Caffeine is a stimulant drug often used to improve mental processing. It is believed to work by blocking the neurotransmitter adenosine's receptors, increasing excitability in the brain. Caffeine also influences other neurotransmitters, including norepinephrine, dopamine, and acetylcholine. These have effects on mood and mental processing.
Effects of Caffeine on Mood
Caffeine increases alertness, and many people find that caffeine improves their mood through improving their sense of being switched on, and having a sense of task accomplishment. However, like other stimulants, it also increases anxiety. The effects of caffeine on mood are related to how the person expects the caffeine to make them feel, and to the context of the caffeine consumption, also known as set and setting.
So caffeine can provide a lift to your mood, but this is most noticable when your energy is already low. For many people, this is when you haven't had caffeine for a while, so some experts believe that the positive effects are actually simply a warding off of caffeine withdrawal. This is only partially true -- research shows that the positive effects of caffeine on mood occur in people who are not withdrawing as well as those who are. But for those who experience an increase in anxiety, the effects of caffeine on mood are unpleasant.
Effects on Mental Performance
Caffeine has been shown to improve performance on a range of different tasks, including vigilance, response times, information processing, and some -- but not all -- proofreading tasks.
But don't assume that it is worthwhile using caffeine as a shortcut to improving your performance. When comparisons are made between people whose daily intake of caffeine is low (up to 100 mg caffeine per day) and those who regularly consume a lot of caffeine (more than 300mg caffeine per day), we find that the improvements are quite small, and don't get better with more caffeine. While people who use a lot of caffeine every day do show improved performance with more caffeine, it may be that they are simply counteracting the effects of caffeine addiction -- so by taking more caffeine, they are getting closer to what their performance would be if they weren't addicted to caffeine in the first place.
Not sure whether your caffeine intake is high or low? Read about the amount of caffeine in foods and drinks.
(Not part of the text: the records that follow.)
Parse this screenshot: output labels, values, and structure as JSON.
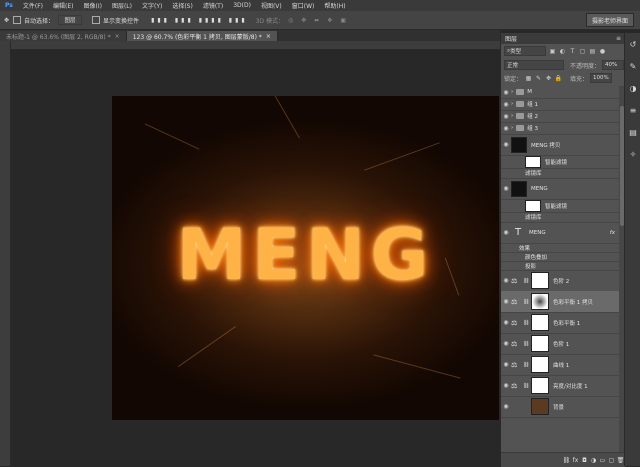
{
  "menu": [
    "文件(F)",
    "编辑(E)",
    "图像(I)",
    "图层(L)",
    "文字(Y)",
    "选择(S)",
    "滤镜(T)",
    "3D(D)",
    "视图(V)",
    "窗口(W)",
    "帮助(H)"
  ],
  "options": {
    "auto_select_label": "自动选择：",
    "auto_select_value": "图层",
    "show_transform_label": "显示变换控件",
    "mode_3d_label": "3D 模式：",
    "preset_label": "摄影老师界面"
  },
  "tabs": [
    {
      "label": "未标题-1 @ 63.6% (图层 2, RGB/8) *",
      "active": false
    },
    {
      "label": "123 @ 60.7% (色彩平衡 1 拷贝, 图层蒙版/8) *",
      "active": true
    }
  ],
  "canvas": {
    "text": "MENG"
  },
  "panel": {
    "title": "图层",
    "filter_label": "类型",
    "blend_mode": "正常",
    "opacity_label": "不透明度：",
    "opacity_value": "40%",
    "lock_label": "锁定：",
    "fill_label": "填充：",
    "fill_value": "100%"
  },
  "layers": [
    {
      "name": "M",
      "kind": "folder"
    },
    {
      "name": "组 1",
      "kind": "folder"
    },
    {
      "name": "组 2",
      "kind": "folder"
    },
    {
      "name": "组 3",
      "kind": "folder"
    },
    {
      "name": "MENG 拷贝",
      "kind": "smart"
    },
    {
      "name": "智能滤镜",
      "kind": "filter-mask"
    },
    {
      "name": "滤镜库",
      "kind": "filter"
    },
    {
      "name": "MENG",
      "kind": "smart"
    },
    {
      "name": "智能滤镜",
      "kind": "filter-mask"
    },
    {
      "name": "滤镜库",
      "kind": "filter"
    },
    {
      "name": "MENG",
      "kind": "text"
    },
    {
      "name": "效果",
      "kind": "effect-head"
    },
    {
      "name": "颜色叠加",
      "kind": "effect"
    },
    {
      "name": "投影",
      "kind": "effect"
    },
    {
      "name": "色阶 2",
      "kind": "adjust"
    },
    {
      "name": "色彩平衡 1 拷贝",
      "kind": "adjust-selected"
    },
    {
      "name": "色彩平衡 1",
      "kind": "adjust"
    },
    {
      "name": "色阶 1",
      "kind": "adjust"
    },
    {
      "name": "曲线 1",
      "kind": "adjust"
    },
    {
      "name": "亮度/对比度 1",
      "kind": "adjust"
    },
    {
      "name": "背景",
      "kind": "bg"
    }
  ],
  "footer_icons": [
    "link-icon",
    "fx-icon",
    "mask-icon",
    "adjustment-icon",
    "folder-icon",
    "new-layer-icon",
    "trash-icon"
  ],
  "colors": {
    "accent": "#ff9a1f",
    "panel": "#535353",
    "bg": "#282828"
  }
}
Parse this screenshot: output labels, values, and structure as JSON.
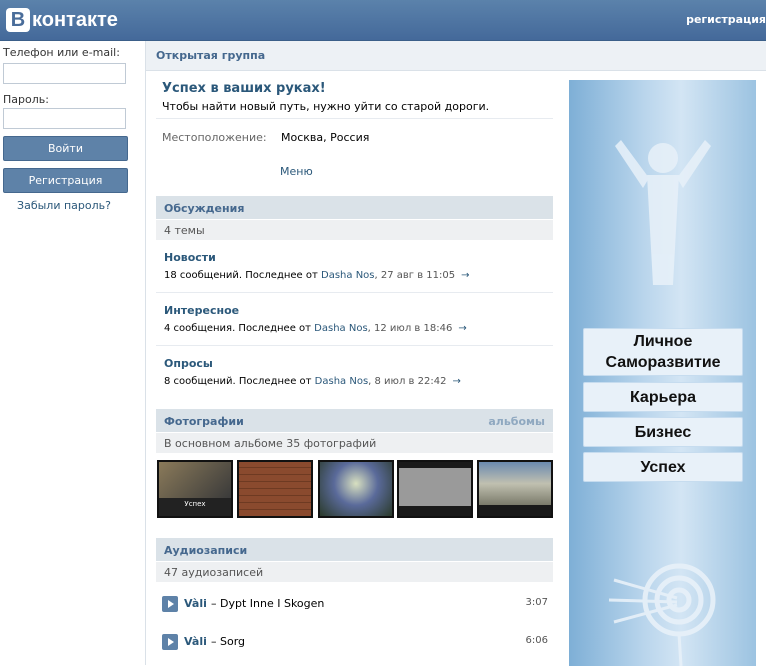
{
  "header": {
    "logo_letter": "В",
    "logo_text": "контакте",
    "register_link": "регистрация"
  },
  "login": {
    "phone_label": "Телефон или e-mail:",
    "password_label": "Пароль:",
    "login_button": "Войти",
    "register_button": "Регистрация",
    "forgot_link": "Забыли пароль?"
  },
  "group": {
    "type_label": "Открытая группа",
    "status_title": "Успех в ваших руках!",
    "status_text": "Чтобы найти новый путь, нужно уйти со старой дороги.",
    "location_label": "Местоположение:",
    "location_value": "Москва, Россия",
    "menu_link": "Меню"
  },
  "discussions": {
    "title": "Обсуждения",
    "count": "4 темы",
    "topics": [
      {
        "title": "Новости",
        "meta": "18 сообщений. Последнее от ",
        "user": "Dasha Nos",
        "date": ", 27 авг в 11:05",
        "arrow": "→"
      },
      {
        "title": "Интересное",
        "meta": "4 сообщения. Последнее от ",
        "user": "Dasha Nos",
        "date": ", 12 июл в 18:46",
        "arrow": "→"
      },
      {
        "title": "Опросы",
        "meta": "8 сообщений. Последнее от ",
        "user": "Dasha Nos",
        "date": ", 8 июл в 22:42",
        "arrow": "→"
      }
    ]
  },
  "photos": {
    "title": "Фотографии",
    "albums_link": "альбомы",
    "subtitle": "В основном альбоме 35 фотографий",
    "thumbs": [
      {
        "caption": "Успех",
        "colors": [
          "#6b5a3e",
          "#2b2b2b"
        ]
      },
      {
        "caption": "",
        "colors": [
          "#8a4a2e",
          "#5e3320"
        ]
      },
      {
        "caption": "",
        "colors": [
          "#3a5a8a",
          "#7a6a40"
        ]
      },
      {
        "caption": "",
        "colors": [
          "#6b6b6b",
          "#3b3b3b"
        ]
      },
      {
        "caption": "",
        "colors": [
          "#8a8a7a",
          "#4a5a3a"
        ]
      }
    ]
  },
  "audio": {
    "title": "Аудиозаписи",
    "count": "47 аудиозаписей",
    "tracks": [
      {
        "artist": "Vàli",
        "sep": " – ",
        "song": "Dypt Inne I Skogen",
        "duration": "3:07"
      },
      {
        "artist": "Vàli",
        "sep": " – ",
        "song": "Sorg",
        "duration": "6:06"
      }
    ]
  },
  "banner": {
    "items": [
      "Личное Саморазвитие",
      "Карьера",
      "Бизнес",
      "Успех"
    ],
    "icons": [
      "person-arms-up-icon",
      "target-arrows-icon"
    ]
  }
}
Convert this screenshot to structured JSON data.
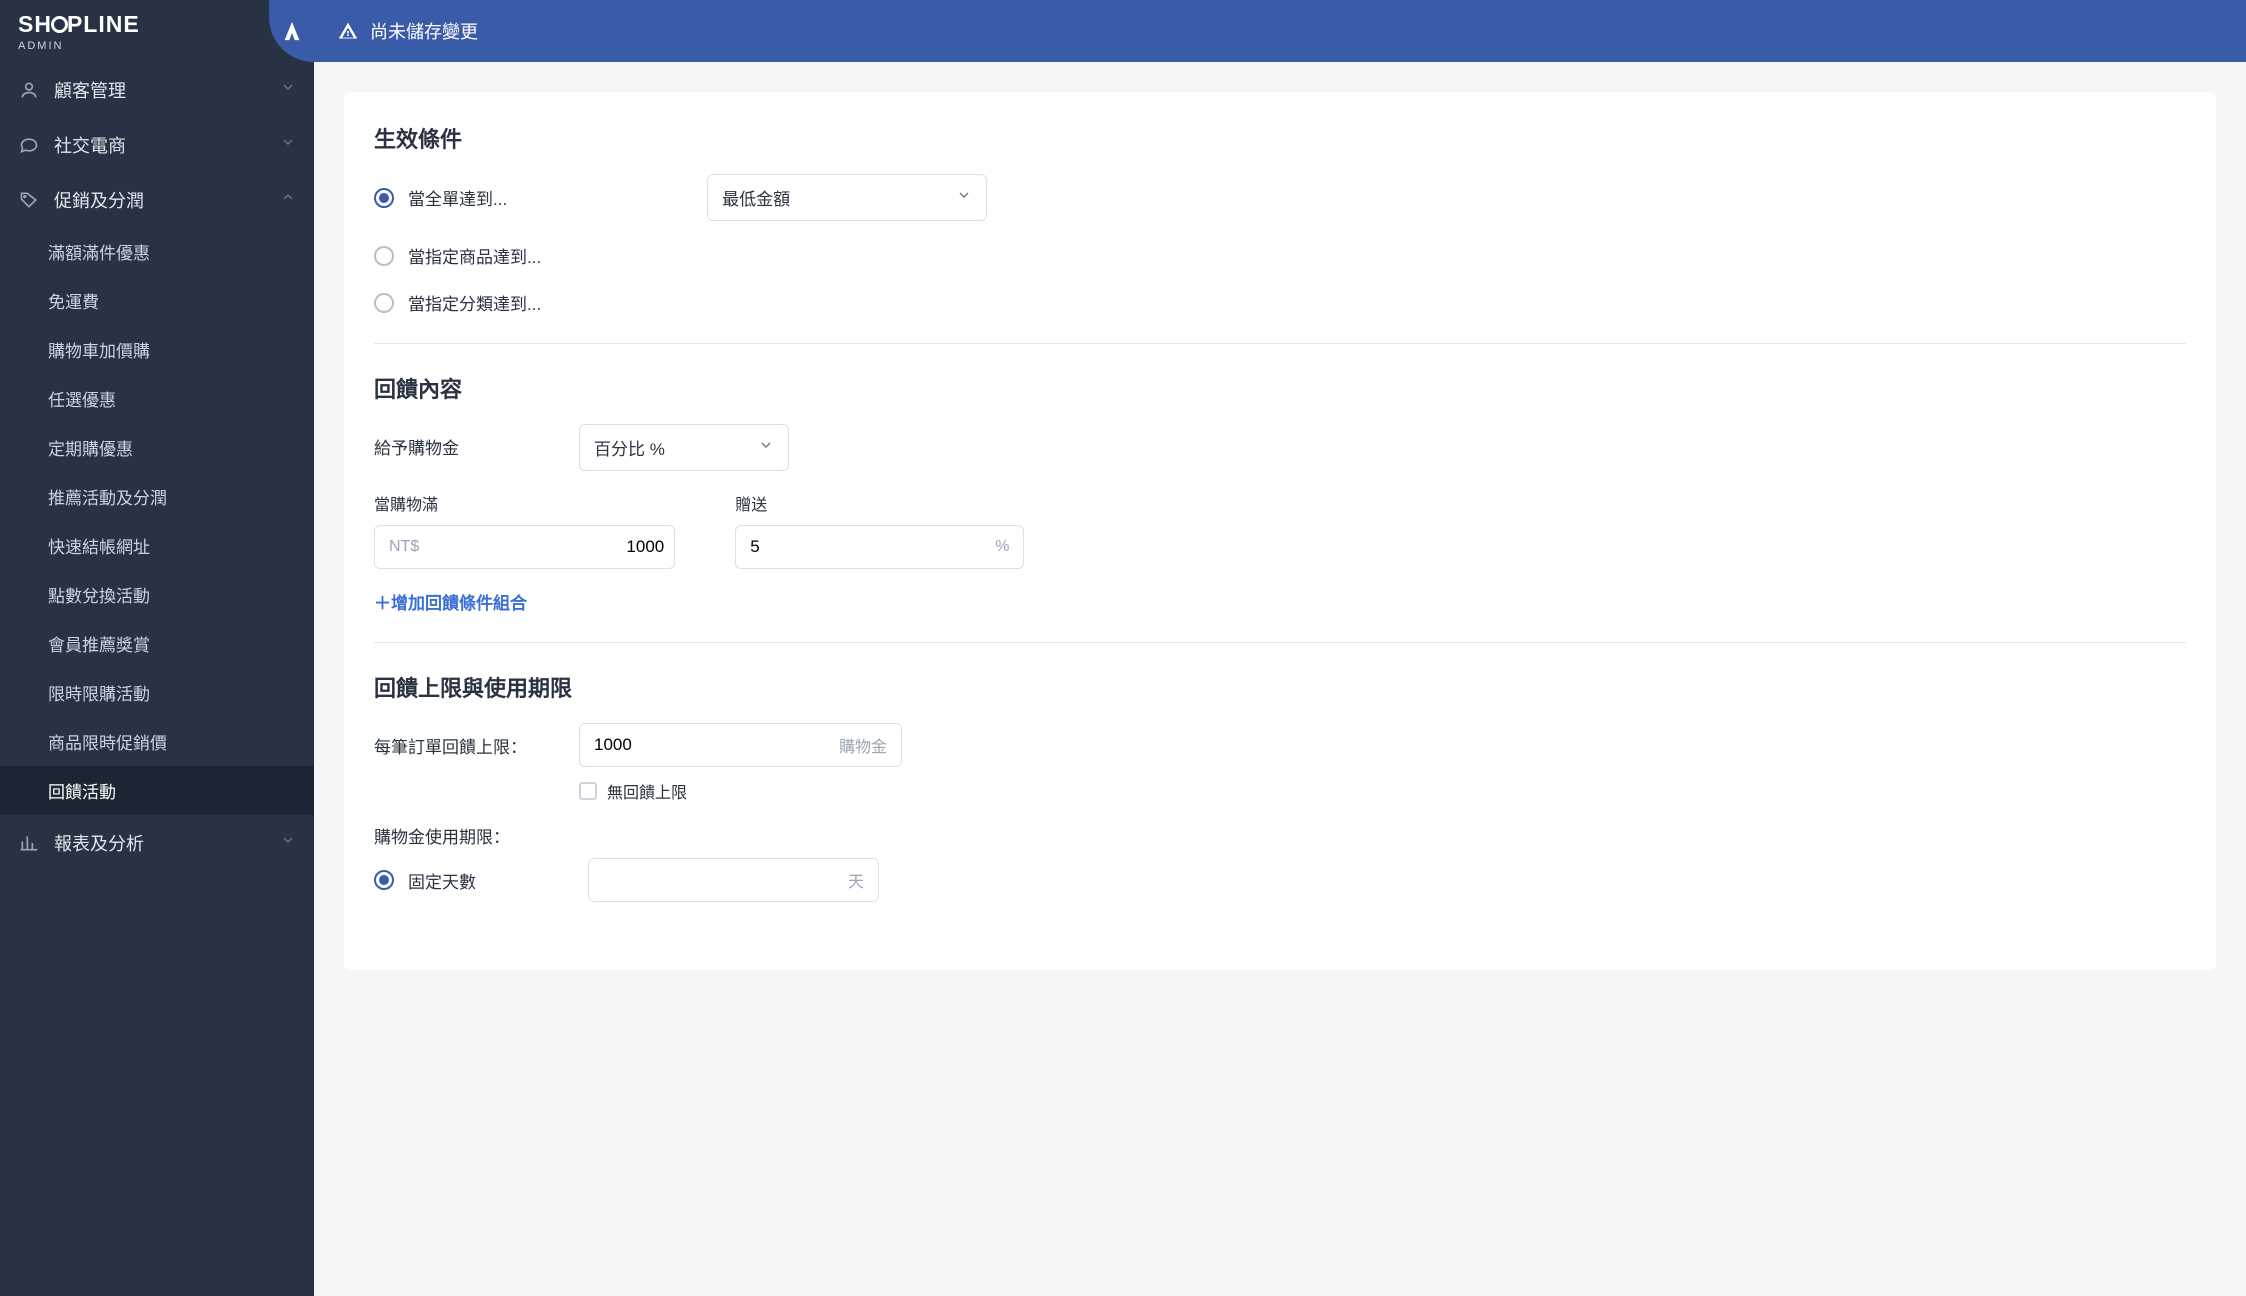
{
  "logo": {
    "brand": "SHOPLINE",
    "sub": "ADMIN"
  },
  "topbar": {
    "warning": "尚未儲存變更"
  },
  "nav": {
    "sections": [
      {
        "label": "顧客管理",
        "icon": "user"
      },
      {
        "label": "社交電商",
        "icon": "chat"
      },
      {
        "label": "促銷及分潤",
        "icon": "tag",
        "expanded": true
      },
      {
        "label": "報表及分析",
        "icon": "chart"
      }
    ],
    "promo_items": [
      "滿額滿件優惠",
      "免運費",
      "購物車加價購",
      "任選優惠",
      "定期購優惠",
      "推薦活動及分潤",
      "快速結帳網址",
      "點數兌換活動",
      "會員推薦獎賞",
      "限時限購活動",
      "商品限時促銷價",
      "回饋活動"
    ],
    "active_item": "回饋活動"
  },
  "form": {
    "section1_title": "生效條件",
    "conditions": [
      "當全單達到...",
      "當指定商品達到...",
      "當指定分類達到..."
    ],
    "condition_selected": 0,
    "condition_type_selected": "最低金額",
    "section2_title": "回饋內容",
    "credit_label": "給予購物金",
    "credit_type_selected": "百分比 %",
    "threshold_label": "當購物滿",
    "threshold_currency": "NT$",
    "threshold_value": "1000",
    "reward_label": "贈送",
    "reward_value": "5",
    "reward_unit": "%",
    "add_combo": "＋增加回饋條件組合",
    "section3_title": "回饋上限與使用期限",
    "cap_label": "每筆訂單回饋上限：",
    "cap_value": "1000",
    "cap_unit": "購物金",
    "no_cap_label": "無回饋上限",
    "validity_label": "購物金使用期限：",
    "validity_options": [
      "固定天數"
    ],
    "validity_selected": 0,
    "validity_unit": "天"
  }
}
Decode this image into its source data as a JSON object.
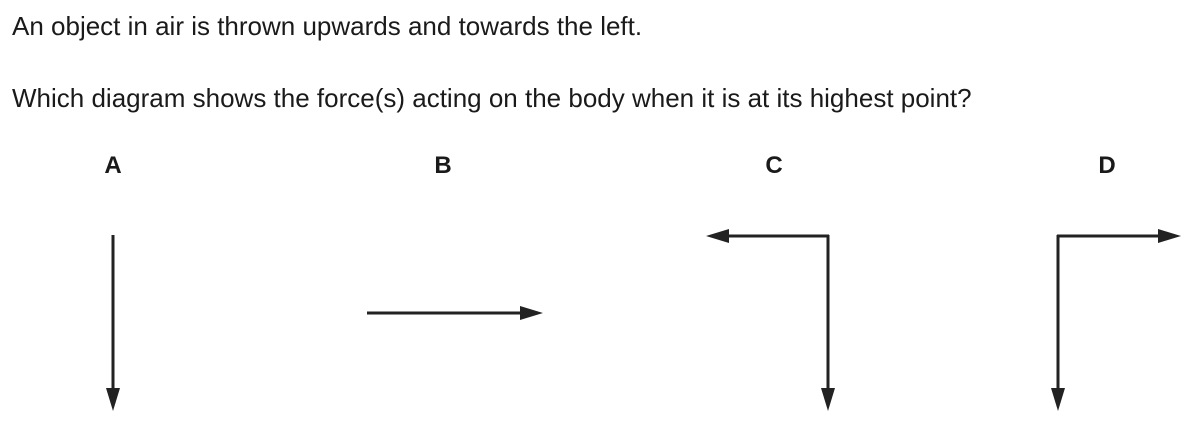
{
  "question": {
    "line1": "An object in air is thrown upwards and towards the left.",
    "line2": "Which diagram shows the force(s) acting on the body when it is at its highest point?"
  },
  "options": {
    "a": {
      "label": "A",
      "arrows": [
        "down"
      ]
    },
    "b": {
      "label": "B",
      "arrows": [
        "right"
      ]
    },
    "c": {
      "label": "C",
      "arrows": [
        "left",
        "down"
      ]
    },
    "d": {
      "label": "D",
      "arrows": [
        "right",
        "down"
      ]
    }
  },
  "colors": {
    "text": "#1a1a1a",
    "arrow": "#222222"
  }
}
And while there have been several studies showing that caffeine improves vigilance and reaction times, others exploring the subtleties of how this works have found that at least some of the time, this is an expectancy effect. Expectancy effects are a significant aspect of the effects that drugs have on people's perceptions and behaviors. People's expectancies of how caffeine will affect their performance -- in particular, if they think it will impair their performance -- seems to underlie some of the improvements in performance. In other words, if people think consuming caffeine will make their performance worse, they try harder and compensate for the expected effects of caffeine.
Is Caffeine a Good Way of Improving Mental Performance?
Overall, it probably isn't worth trying to enhance your performance by using more caffeine. The short-term benefit you may get from caffeine will be offset by increased anxiety while you are under the influence of caffeine, and when the effects wear off, withdrawal symptoms may worsen the very mental processes you are hoping to improve.
A better strategy for low users of caffeine, who drink the equivalent of one or two cups of coffee a day, would be choosing when to consume them, and timing your caffeine intake so that you are getting the stimulant effects, and not the withdrawal effects, before a task that requires your full attention. And remember, your performance could also be negatively impacted by caffeine.
If you use a lot of caffeine -- drinking the equivalent of more than three cups of tea or coffee per day -- it may be negatively affecting your health, so lowering your intake is worth considering.
Brunye, T., Mahoney, C., Rapp, D., Ditman, T., & Taylor, H. "Caffeine enhances real-world language processing: evidence from a proofreading task." Journal of Experimental Psychology: Applied 18:95–108. 2012.
Christopher, G., Sutherland, D. & Smith, A. "Effects of caffeine in non-withdrawn volunteers," Hum Psychopharmacol Clin Exp 20:47–53. 2005.
Harrell, P. & Juliano, L. "Caffeine expectancies influence the subjective and behavioral effects of caffeine," Psychopharmacology 207:335–342. 2009.
Koppelstaettera, F., Poeppelb, T., Siedentopfa, C., Ischebeckc, A., Kolbitschd, C., Mottaghye, F., Felberf, S., Jaschkea, W. and Krauseg, B. "Caffeine and cognition in functional Magnetic Resonance Imaging" Journal of Alzheimer’s Disease 20:S71–S84. 2010.
Rogers P., Heatherley, S., Hayward, R., Seers, H., Hill, J., & Kane, M. "Effects of caffeine and caffeine withdrawal on mood and cognitive performance degraded by sleep restriction." Psychopharmacology 179:742-752. 2005.
Smith, A Sturgess, W., & Gallagher, J. "Eff€ects of a low dose of caffeine given in different drinks on mood and performance," Hum. Psychopharmacol. Clin. Exp. 14:473-482. 1999.